Goat Lake (Mountain Loop)

They typically close the Mountain Loop Hwy every winter, so I decided to sneak up to Goat Lake for one more “hurrah” before it became really hard to access. I went on Thursday Dec 1.

The road to the trailhead is clear, although if you come in from Darrington it is full of potholes. Almost as bad as the Middle Fork Snoqualmie Rd. used to be, so leave some extra time for that. In the morning, I drove in from Granite Falls over Barlow Pass, and there were 3-5 inches of snow on the ground at the pass, and some slick sections. After I passed the Mt Dickerman/Perry Creek trailhead I was the only car back there, or at least the only tracks since it last snowed. I didn’t have to chain up, but I’m guessing if more people drive back there it will get more packed down and more slick and ultimately you’ll want chains (if they don’t close the road  soon anyway). On my way out, I went through Darrington in an attempt to avoid driving back over Barlow Pass. Despite growing up in Wisconsin I tend to drive pretty cautiously in the snow, and I thought it would be faster to exit via Darrington, but in hindsight I was wrong. Going out via Granite Falls would’ve been faster, even if conditions over Barlow Pass were still slippery.

I took the Lower Elliot trail up to the lake, and the Upper trail back down to the trailhead (confused yet?). Snow was 0-6 inches on both trails, with deeper amounts at higher elevations and in clearings out from under the trees.

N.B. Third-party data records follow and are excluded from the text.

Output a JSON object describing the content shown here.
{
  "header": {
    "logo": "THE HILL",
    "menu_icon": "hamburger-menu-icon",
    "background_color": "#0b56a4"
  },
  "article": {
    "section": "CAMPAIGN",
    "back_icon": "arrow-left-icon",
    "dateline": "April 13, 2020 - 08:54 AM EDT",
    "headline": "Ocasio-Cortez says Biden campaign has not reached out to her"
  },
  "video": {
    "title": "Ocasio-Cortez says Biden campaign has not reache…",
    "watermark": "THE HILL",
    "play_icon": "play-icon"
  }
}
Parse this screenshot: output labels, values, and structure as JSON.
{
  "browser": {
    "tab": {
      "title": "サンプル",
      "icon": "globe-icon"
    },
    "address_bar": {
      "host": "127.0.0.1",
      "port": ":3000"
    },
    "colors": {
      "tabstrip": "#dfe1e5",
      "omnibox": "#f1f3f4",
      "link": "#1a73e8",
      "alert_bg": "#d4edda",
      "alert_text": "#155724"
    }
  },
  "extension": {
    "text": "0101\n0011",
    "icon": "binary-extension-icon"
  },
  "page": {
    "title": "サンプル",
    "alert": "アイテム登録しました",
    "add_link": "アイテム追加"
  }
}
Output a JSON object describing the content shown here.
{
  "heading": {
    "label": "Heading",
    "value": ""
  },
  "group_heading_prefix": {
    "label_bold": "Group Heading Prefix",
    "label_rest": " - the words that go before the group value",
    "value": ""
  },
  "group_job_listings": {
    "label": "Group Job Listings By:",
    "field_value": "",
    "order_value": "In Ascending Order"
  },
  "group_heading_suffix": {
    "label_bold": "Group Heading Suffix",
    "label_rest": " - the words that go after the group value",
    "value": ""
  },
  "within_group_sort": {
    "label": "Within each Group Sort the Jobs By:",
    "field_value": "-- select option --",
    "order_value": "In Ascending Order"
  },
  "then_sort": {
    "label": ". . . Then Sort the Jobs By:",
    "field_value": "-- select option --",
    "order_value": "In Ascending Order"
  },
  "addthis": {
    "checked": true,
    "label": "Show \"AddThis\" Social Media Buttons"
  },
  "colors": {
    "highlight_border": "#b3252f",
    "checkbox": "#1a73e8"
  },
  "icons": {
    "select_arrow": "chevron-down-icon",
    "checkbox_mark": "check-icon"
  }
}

Once the trails converge and you enter the Henry Jackson Wilderness, the snow starts getting a bit deeper. By the time you reach the lake, the snow is 1.5 – 2 ft deep in clearings. Under the trees (i.e., at campsites) there were 2-4 inches of snow on the ground, and the toilet is not yet buried. It would probably make a good winter camping spot if you have the right gear and don’t mind the occasional tree bomb!

OH! And I saw a coyote! It was beautiful in it’s fluffy winter coat. I wasn’t nearly fast enough with my camera to get a photo, but it was really cool to see the coyote and then look closely at the tracks it left behind. Coyote tracks aren’t exactly rare or difficult to identify, but it was neat to be 100% sure what animal had left the tracks, and when.

This entry was posted in Uncategorized. Bookmark the permalink.

Leave a Reply

Fill in your details below or click an icon to log in:

WordPress.com Logo

You are commenting using your WordPress.com account. Log Out / Change )

Twitter picture

You are commenting using your Twitter account. Log Out / Change )

Facebook photo

You are commenting using your Facebook account. Log Out / Change )

Google+ photo

You are commenting using your Google+ account. Log Out / Change )

Connecting to %s